The electrochemical reduction was performed at 800° C. in a helium atmosphere glove box using 2.58 g of Nd2O3 in a CaCl2-0.4 wt % CaO electrolyte. A mixture of fine powder and sintered pieces (0.2-0.5 cm size) of Nd2O3 was placed in a tantalum pan cathode located at the bottom of a high-density MgO crucible (FIG. 2). The anode was a platinum wire, 1.5 mm in diameter. The platinum wire, except for a 1″ segment that was exposed to the electrolyte, was insulated with a high-density MgO tube. A Ni/NiO reference electrode was used to monitor the anode and cathode potentials. The reference electrode consisted of a Ni wire in contact with a mixture of fine powders of NiO and Ni. The reference electrode was contained in a high-density MgO tube. A porous plug at the end of the MgO tube provided the connectivity between the, reference electrode and the electrolyte.
The reduction was performed under current-controlled conditions using the reference electrode to ensure that the anode potential did not approach the chlorine evolution potential. The cell was operated for 16 hours. The reduction product at the end of the run consisted of a shiny metallic layer at the bottom of the cell and above the layer of gray particles finely distributed in the electrolyte. XRD analysis of the gray layer indicated NdOCl. Chemical analysis of the metallic layer indicated neodymium metal in the reduction product.
By intermittently checking the appropriate reference electrode-anode potential or reference electrode-cathode potential, harmful side reactions may be prevented, i.e. chlorine production at the anode or reductant metal production at the cathode, such as lithium or calcium.

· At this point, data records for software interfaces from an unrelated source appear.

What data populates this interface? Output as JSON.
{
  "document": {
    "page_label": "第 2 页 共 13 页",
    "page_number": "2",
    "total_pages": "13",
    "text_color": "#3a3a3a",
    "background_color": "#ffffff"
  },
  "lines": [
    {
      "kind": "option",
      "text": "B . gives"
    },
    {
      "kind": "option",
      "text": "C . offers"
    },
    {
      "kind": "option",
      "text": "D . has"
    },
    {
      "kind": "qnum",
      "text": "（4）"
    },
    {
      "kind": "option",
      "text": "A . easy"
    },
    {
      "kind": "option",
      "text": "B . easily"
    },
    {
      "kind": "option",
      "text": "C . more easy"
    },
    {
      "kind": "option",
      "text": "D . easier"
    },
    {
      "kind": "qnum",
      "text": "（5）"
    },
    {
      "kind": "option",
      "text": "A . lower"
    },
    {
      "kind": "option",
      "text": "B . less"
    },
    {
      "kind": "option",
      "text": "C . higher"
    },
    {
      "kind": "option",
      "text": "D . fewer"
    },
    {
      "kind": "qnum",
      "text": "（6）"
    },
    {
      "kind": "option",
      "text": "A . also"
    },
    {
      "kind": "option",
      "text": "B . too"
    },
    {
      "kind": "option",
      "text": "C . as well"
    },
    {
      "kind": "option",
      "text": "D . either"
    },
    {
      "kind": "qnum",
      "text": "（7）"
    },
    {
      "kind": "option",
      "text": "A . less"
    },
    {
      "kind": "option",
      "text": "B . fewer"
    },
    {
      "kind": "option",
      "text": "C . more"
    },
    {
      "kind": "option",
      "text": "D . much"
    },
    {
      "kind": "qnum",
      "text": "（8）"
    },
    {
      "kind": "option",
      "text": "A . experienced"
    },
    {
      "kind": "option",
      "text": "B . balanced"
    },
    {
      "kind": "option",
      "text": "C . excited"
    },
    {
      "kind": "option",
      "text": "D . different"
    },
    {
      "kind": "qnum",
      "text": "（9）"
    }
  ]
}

Generally, the dissolved oxide concentration (such as Li2O) is maintained substantially constant throughout the cell operation, such as at 0.5-1 weight percent. However, at the end of cell operation, the operating conditions may vary substantially as the dissolved oxide concentration may be driven toward zero. Under these conditions, the anode material may be changed from an oxygen-stable anode of Pt (as an example) to a chlorine-stable anode, such as SnO2 or graphite. The SnO2 anode is stable for both oxygen and chlorine evolution.
The dissolved oxide concentration can be monitored by intermittently analyzing melt samples of the electrolyte or using a Li2O-saturated Ni/NiO reference electrode for the LiCl system or a CaO-saturated Ni/NiO reference electrode for the CaCl2 system. Generally, for UO2 reduction in the LiCl system, the dissolved oxide (Li2O) concentration is maintained in the 0.5-1 weight percent range. Dissolved oxide concentrations will differ for different oxide reductions and electrolytes. As understood, in order to reduce some rare earth oxides, the dissolved oxide concentration may be lower, for instance less than about 0.05 wt. %.
Another aspect of the invention is using potential relaxation on open circuit by current interruption to determine product composition, that is whether only oxide is in the cathode or only metal or mixed oxide and metal. For instance, FIGS. 4 and 5 show different relaxation curves indicating (a) all oxide, (b) all metal or (c) mixed metal and oxide.
While there has been disclosed what is considered to be the preferred embodiment of the present intention, it is understood that various changes in the details may be made without departing from the spirit, or sacrificing any of the advantages of the present invention.